- [PROBLEM STATEMENT]: A faithful copy of all the data is the goal; omit the pictures.

[[ RECORDS PROVIDED, beginning ]]

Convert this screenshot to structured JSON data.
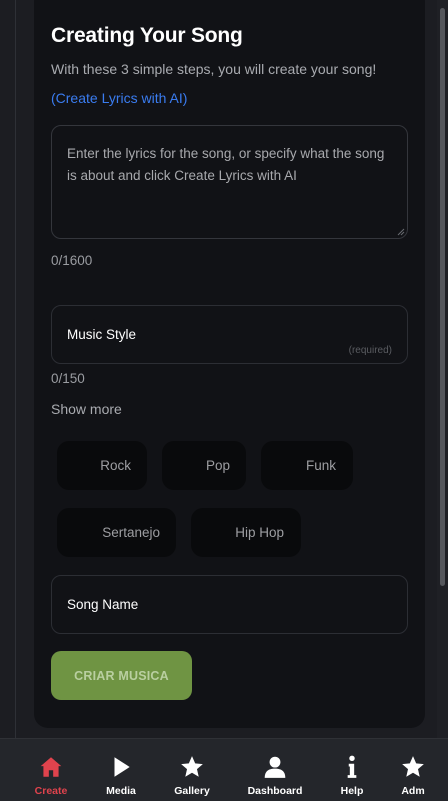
{
  "form": {
    "title": "Creating Your Song",
    "subtitle": "With these 3 simple steps, you will create your song!",
    "ai_link": "(Create Lyrics with AI)",
    "lyrics_placeholder": "Enter the lyrics for the song, or specify what the song is about and click Create Lyrics with AI",
    "lyrics_counter": "0/1600",
    "style_label": "Music Style",
    "style_required": "(required)",
    "style_counter": "0/150",
    "show_more": "Show more",
    "styles": [
      "Rock",
      "Pop",
      "Funk",
      "Sertanejo",
      "Hip Hop"
    ],
    "song_name_label": "Song Name",
    "create_button": "CRIAR MUSICA"
  },
  "nav": {
    "items": [
      {
        "label": "Create",
        "icon": "home-icon",
        "active": true
      },
      {
        "label": "Media",
        "icon": "play-icon",
        "active": false
      },
      {
        "label": "Gallery",
        "icon": "star-icon",
        "active": false
      },
      {
        "label": "Dashboard",
        "icon": "user-icon",
        "active": false
      },
      {
        "label": "Help",
        "icon": "info-icon",
        "active": false
      },
      {
        "label": "Adm",
        "icon": "star-icon",
        "active": false
      }
    ]
  },
  "colors": {
    "accent_active": "#e0434d",
    "link": "#3a7cf0",
    "create_button": "#6f9443",
    "card": "#111216",
    "page": "#1c1d22"
  }
}
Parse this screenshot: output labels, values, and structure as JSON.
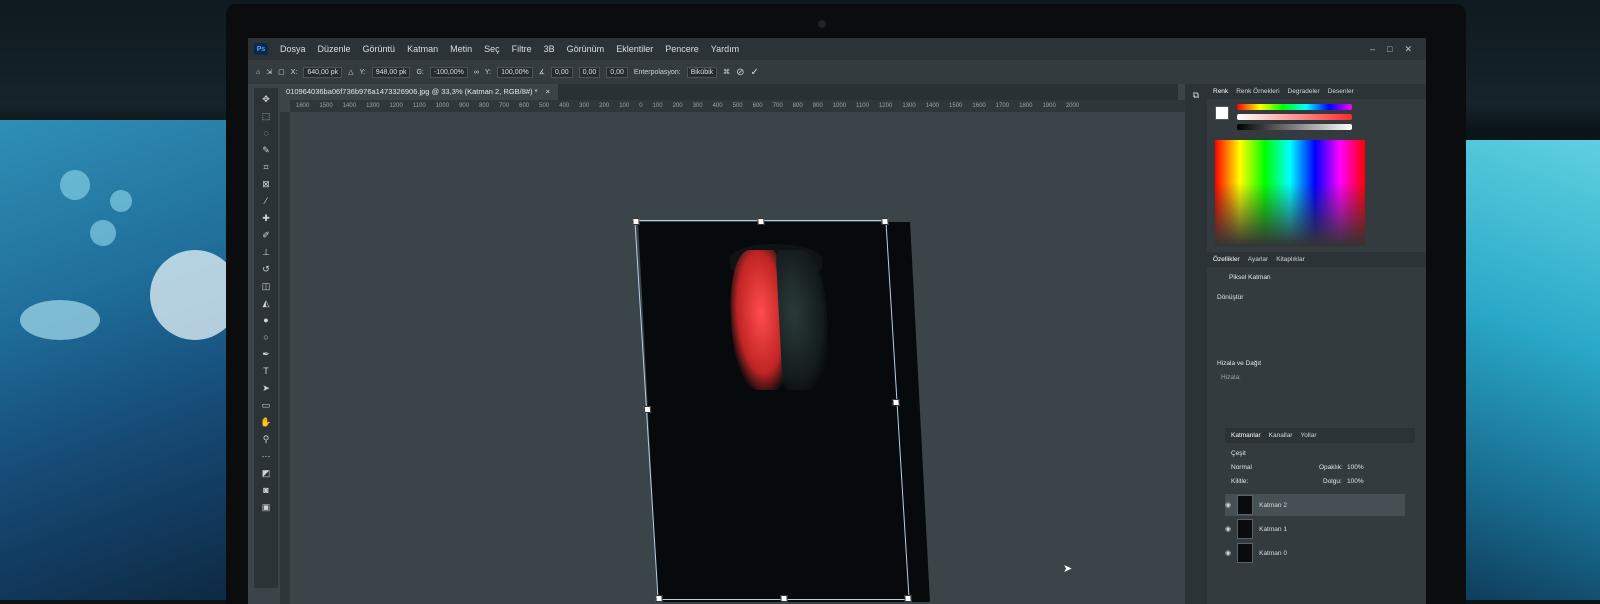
{
  "menubar": {
    "logo": "Ps",
    "items": [
      "Dosya",
      "Düzenle",
      "Görüntü",
      "Katman",
      "Metin",
      "Seç",
      "Filtre",
      "3B",
      "Görünüm",
      "Eklentiler",
      "Pencere",
      "Yardım"
    ]
  },
  "options": {
    "x_label": "X:",
    "x_value": "640,00 pk",
    "y_label": "Y:",
    "y_value": "948,00 pk",
    "w_label": "G:",
    "w_value": "-100,00%",
    "h_label": "Y:",
    "h_value": "100,00%",
    "angle_value": "0,00",
    "skew_h_value": "0,00",
    "skew_v_value": "0,00",
    "interp_label": "Enterpolasyon:",
    "interp_value": "Bikübik"
  },
  "document": {
    "tab_title": "010964036ba06f736b976a1473326906.jpg @ 33,3% (Katman 2, RGB/8#) *",
    "close": "×"
  },
  "ruler_ticks": [
    "1600",
    "1500",
    "1400",
    "1300",
    "1200",
    "1100",
    "1000",
    "900",
    "800",
    "700",
    "600",
    "500",
    "400",
    "300",
    "200",
    "100",
    "0",
    "100",
    "200",
    "300",
    "400",
    "500",
    "600",
    "700",
    "800",
    "900",
    "1000",
    "1100",
    "1200",
    "1300",
    "1400",
    "1500",
    "1600",
    "1700",
    "1800",
    "1900",
    "2000"
  ],
  "panel": {
    "top_tabs": [
      "Renk",
      "Renk Örnekleri",
      "Degradeler",
      "Desenler"
    ],
    "props_tabs": [
      "Özellikler",
      "Ayarlar",
      "Kitaplıklar"
    ],
    "pixel_layer": "Piksel Katman",
    "transform": "Dönüştür",
    "align": "Hizala ve Dağıt",
    "align_sub": "Hizala:",
    "layers_tabs": [
      "Katmanlar",
      "Kanallar",
      "Yollar"
    ],
    "search": "Çeşit",
    "blend_mode": "Normal",
    "opacity_label": "Opaklık:",
    "opacity_value": "100%",
    "lock_label": "Kilitle:",
    "fill_label": "Dolgu:",
    "fill_value": "100%",
    "layers": [
      "Katman 2",
      "Katman 1",
      "Katman 0"
    ]
  },
  "colors": {
    "accent": "#4aa3ff",
    "canvas": "#3b4448",
    "menubar": "#2c3337"
  }
}
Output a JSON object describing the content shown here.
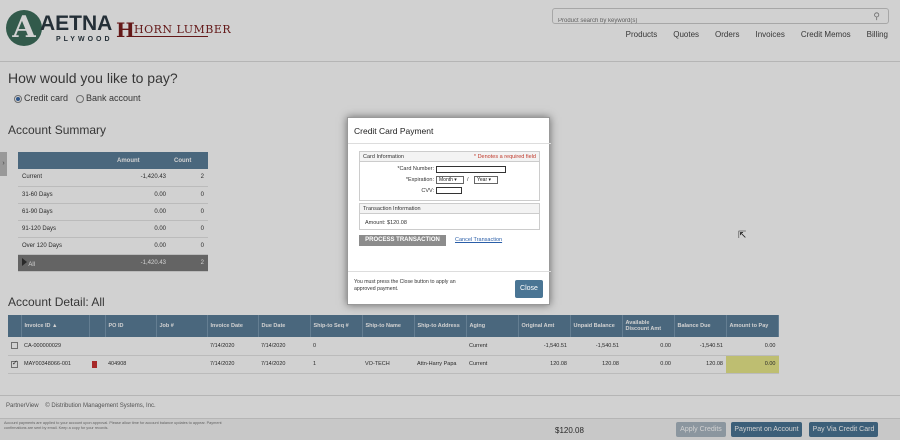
{
  "header": {
    "logo_letter": "A",
    "logo_name": "AETNA",
    "logo_sub": "PLYWOOD",
    "partner_logo_letter": "H",
    "partner_logo": "HORN LUMBER",
    "search_placeholder": "Product search by keyword(s)",
    "nav": [
      "Products",
      "Quotes",
      "Orders",
      "Invoices",
      "Credit Memos",
      "Billing"
    ]
  },
  "payment": {
    "title": "How would you like to pay?",
    "options": [
      "Credit card",
      "Bank account"
    ],
    "selected": "Credit card"
  },
  "summary": {
    "title": "Account Summary",
    "columns": [
      "",
      "Amount",
      "Count"
    ],
    "rows": [
      {
        "label": "Current",
        "amount": "-1,420.43",
        "count": "2"
      },
      {
        "label": "31-60 Days",
        "amount": "0.00",
        "count": "0"
      },
      {
        "label": "61-90 Days",
        "amount": "0.00",
        "count": "0"
      },
      {
        "label": "91-120 Days",
        "amount": "0.00",
        "count": "0"
      },
      {
        "label": "Over 120 Days",
        "amount": "0.00",
        "count": "0"
      }
    ],
    "total": {
      "label": "All",
      "amount": "-1,420.43",
      "count": "2"
    }
  },
  "detail": {
    "title": "Account Detail: All",
    "columns": [
      "Invoice ID",
      "",
      "PO ID",
      "Job #",
      "Invoice Date",
      "Due Date",
      "Ship-to Seq #",
      "Ship-to Name",
      "Ship-to Address",
      "Aging",
      "Original Amt",
      "Unpaid Balance",
      "Available Discount Amt",
      "Balance Due",
      "Amount to Pay"
    ],
    "rows": [
      {
        "checked": false,
        "invoice": "CA-000000029",
        "pdf": false,
        "po": "",
        "job": "",
        "inv_date": "7/14/2020",
        "due": "7/14/2020",
        "seq": "0",
        "ship_name": "",
        "ship_addr": "",
        "aging": "Current",
        "orig": "-1,540.51",
        "unpaid": "-1,540.51",
        "disc": "0.00",
        "bal": "-1,540.51",
        "pay": "0.00"
      },
      {
        "checked": true,
        "invoice": "MAY00348066-001",
        "pdf": true,
        "po": "404908",
        "job": "",
        "inv_date": "7/14/2020",
        "due": "7/14/2020",
        "seq": "1",
        "ship_name": "VO-TECH",
        "ship_addr": "Attn-Harry Papa",
        "aging": "Current",
        "orig": "120.08",
        "unpaid": "120.08",
        "disc": "0.00",
        "bal": "120.08",
        "pay": "0.00"
      }
    ]
  },
  "footer": {
    "left": "PartnerView",
    "copyright": "© Distribution Management Systems, Inc.",
    "fine_print": "Account payments are applied to your account upon approval. Please allow time for account balance updates to appear. Payment confirmations are sent by email. Keep a copy for your records.",
    "total": "$120.08",
    "buttons": [
      "Apply Credits",
      "Payment on Account",
      "Pay Via Credit Card"
    ]
  },
  "modal": {
    "title": "Credit Card Payment",
    "card_info_legend": "Card Information",
    "required_note": "* Denotes a required field",
    "card_number_label": "*Card Number:",
    "expiration_label": "*Expiration:",
    "month_placeholder": "Month",
    "year_placeholder": "Year",
    "slash": "/",
    "cvv_label": "CVV:",
    "transaction_legend": "Transaction Information",
    "amount_text": "Amount: $120.08",
    "process_button": "PROCESS TRANSACTION",
    "cancel_link": "Cancel Transaction",
    "note": "You must press the Close button to apply an approved payment.",
    "close_button": "Close"
  },
  "icons": {
    "search": "search-icon",
    "pdf": "pdf-icon",
    "cursor": "mouse-cursor-icon",
    "expand": "expand-tab-icon"
  }
}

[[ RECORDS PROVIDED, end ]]

- [WRITTEN RESPONSE]:
Convert this screenshot to structured JSON data.
{
  "form": {
    "title": "Creating Your Song",
    "subtitle": "With these 3 simple steps, you will create your song!",
    "ai_link": "(Create Lyrics with AI)",
    "lyrics_placeholder": "Enter the lyrics for the song, or specify what the song is about and click Create Lyrics with AI",
    "lyrics_counter": "0/1600",
    "style_label": "Music Style",
    "style_required": "(required)",
    "style_counter": "0/150",
    "show_more": "Show more",
    "styles": [
      "Rock",
      "Pop",
      "Funk",
      "Sertanejo",
      "Hip Hop"
    ],
    "song_name_label": "Song Name",
    "create_button": "CRIAR MUSICA"
  },
  "nav": {
    "items": [
      {
        "label": "Create",
        "icon": "home-icon",
        "active": true
      },
      {
        "label": "Media",
        "icon": "play-icon",
        "active": false
      },
      {
        "label": "Gallery",
        "icon": "star-icon",
        "active": false
      },
      {
        "label": "Dashboard",
        "icon": "user-icon",
        "active": false
      },
      {
        "label": "Help",
        "icon": "info-icon",
        "active": false
      },
      {
        "label": "Adm",
        "icon": "star-icon",
        "active": false
      }
    ]
  },
  "colors": {
    "accent_active": "#e0434d",
    "link": "#3a7cf0",
    "create_button": "#6f9443",
    "card": "#111216",
    "page": "#1c1d22"
  }
}
Parse this screenshot: output labels, values, and structure as JSON.
{
  "menubar": {
    "logo": "Ps",
    "items": [
      "Dosya",
      "Düzenle",
      "Görüntü",
      "Katman",
      "Metin",
      "Seç",
      "Filtre",
      "3B",
      "Görünüm",
      "Eklentiler",
      "Pencere",
      "Yardım"
    ]
  },
  "options": {
    "x_label": "X:",
    "x_value": "640,00 pk",
    "y_label": "Y:",
    "y_value": "948,00 pk",
    "w_label": "G:",
    "w_value": "-100,00%",
    "h_label": "Y:",
    "h_value": "100,00%",
    "angle_value": "0,00",
    "skew_h_value": "0,00",
    "skew_v_value": "0,00",
    "interp_label": "Enterpolasyon:",
    "interp_value": "Bikübik"
  },
  "document": {
    "tab_title": "010964036ba06f736b976a1473326906.jpg @ 33,3% (Katman 2, RGB/8#) *",
    "close": "×"
  },
  "ruler_ticks": [
    "1600",
    "1500",
    "1400",
    "1300",
    "1200",
    "1100",
    "1000",
    "900",
    "800",
    "700",
    "600",
    "500",
    "400",
    "300",
    "200",
    "100",
    "0",
    "100",
    "200",
    "300",
    "400",
    "500",
    "600",
    "700",
    "800",
    "900",
    "1000",
    "1100",
    "1200",
    "1300",
    "1400",
    "1500",
    "1600",
    "1700",
    "1800",
    "1900",
    "2000"
  ],
  "panel": {
    "top_tabs": [
      "Renk",
      "Renk Örnekleri",
      "Degradeler",
      "Desenler"
    ],
    "props_tabs": [
      "Özellikler",
      "Ayarlar",
      "Kitaplıklar"
    ],
    "pixel_layer": "Piksel Katman",
    "transform": "Dönüştür",
    "align": "Hizala ve Dağıt",
    "align_sub": "Hizala:",
    "layers_tabs": [
      "Katmanlar",
      "Kanallar",
      "Yollar"
    ],
    "search": "Çeşit",
    "blend_mode": "Normal",
    "opacity_label": "Opaklık:",
    "opacity_value": "100%",
    "lock_label": "Kilitle:",
    "fill_label": "Dolgu:",
    "fill_value": "100%",
    "layers": [
      "Katman 2",
      "Katman 1",
      "Katman 0"
    ]
  },
  "colors": {
    "accent": "#4aa3ff",
    "canvas": "#3b4448",
    "menubar": "#2c3337"
  }
}
Output a JSON object describing the content shown here.
{
  "header": {
    "logo_letter": "A",
    "logo_name": "AETNA",
    "logo_sub": "PLYWOOD",
    "partner_logo_letter": "H",
    "partner_logo": "HORN LUMBER",
    "search_placeholder": "Product search by keyword(s)",
    "nav": [
      "Products",
      "Quotes",
      "Orders",
      "Invoices",
      "Credit Memos",
      "Billing"
    ]
  },
  "payment": {
    "title": "How would you like to pay?",
    "options": [
      "Credit card",
      "Bank account"
    ],
    "selected": "Credit card"
  },
  "summary": {
    "title": "Account Summary",
    "columns": [
      "",
      "Amount",
      "Count"
    ],
    "rows": [
      {
        "label": "Current",
        "amount": "-1,420.43",
        "count": "2"
      },
      {
        "label": "31-60 Days",
        "amount": "0.00",
        "count": "0"
      },
      {
        "label": "61-90 Days",
        "amount": "0.00",
        "count": "0"
      },
      {
        "label": "91-120 Days",
        "amount": "0.00",
        "count": "0"
      },
      {
        "label": "Over 120 Days",
        "amount": "0.00",
        "count": "0"
      }
    ],
    "total": {
      "label": "All",
      "amount": "-1,420.43",
      "count": "2"
    }
  },
  "detail": {
    "title": "Account Detail: All",
    "columns": [
      "Invoice ID",
      "",
      "PO ID",
      "Job #",
      "Invoice Date",
      "Due Date",
      "Ship-to Seq #",
      "Ship-to Name",
      "Ship-to Address",
      "Aging",
      "Original Amt",
      "Unpaid Balance",
      "Available Discount Amt",
      "Balance Due",
      "Amount to Pay"
    ],
    "rows": [
      {
        "checked": false,
        "invoice": "CA-000000029",
        "pdf": false,
        "po": "",
        "job": "",
        "inv_date": "7/14/2020",
        "due": "7/14/2020",
        "seq": "0",
        "ship_name": "",
        "ship_addr": "",
        "aging": "Current",
        "orig": "-1,540.51",
        "unpaid": "-1,540.51",
        "disc": "0.00",
        "bal": "-1,540.51",
        "pay": "0.00"
      },
      {
        "checked": true,
        "invoice": "MAY00348066-001",
        "pdf": true,
        "po": "404908",
        "job": "",
        "inv_date": "7/14/2020",
        "due": "7/14/2020",
        "seq": "1",
        "ship_name": "VO-TECH",
        "ship_addr": "Attn-Harry Papa",
        "aging": "Current",
        "orig": "120.08",
        "unpaid": "120.08",
        "disc": "0.00",
        "bal": "120.08",
        "pay": "0.00"
      }
    ]
  },
  "footer": {
    "left": "PartnerView",
    "copyright": "© Distribution Management Systems, Inc.",
    "fine_print": "Account payments are applied to your account upon approval. Please allow time for account balance updates to appear. Payment confirmations are sent by email. Keep a copy for your records.",
    "total": "$120.08",
    "buttons": [
      "Apply Credits",
      "Payment on Account",
      "Pay Via Credit Card"
    ]
  },
  "modal": {
    "title": "Credit Card Payment",
    "card_info_legend": "Card Information",
    "required_note": "* Denotes a required field",
    "card_number_label": "*Card Number:",
    "expiration_label": "*Expiration:",
    "month_placeholder": "Month",
    "year_placeholder": "Year",
    "slash": "/",
    "cvv_label": "CVV:",
    "transaction_legend": "Transaction Information",
    "amount_text": "Amount: $120.08",
    "process_button": "PROCESS TRANSACTION",
    "cancel_link": "Cancel Transaction",
    "note": "You must press the Close button to apply an approved payment.",
    "close_button": "Close"
  },
  "icons": {
    "search": "search-icon",
    "pdf": "pdf-icon",
    "cursor": "mouse-cursor-icon",
    "expand": "expand-tab-icon"
  }
}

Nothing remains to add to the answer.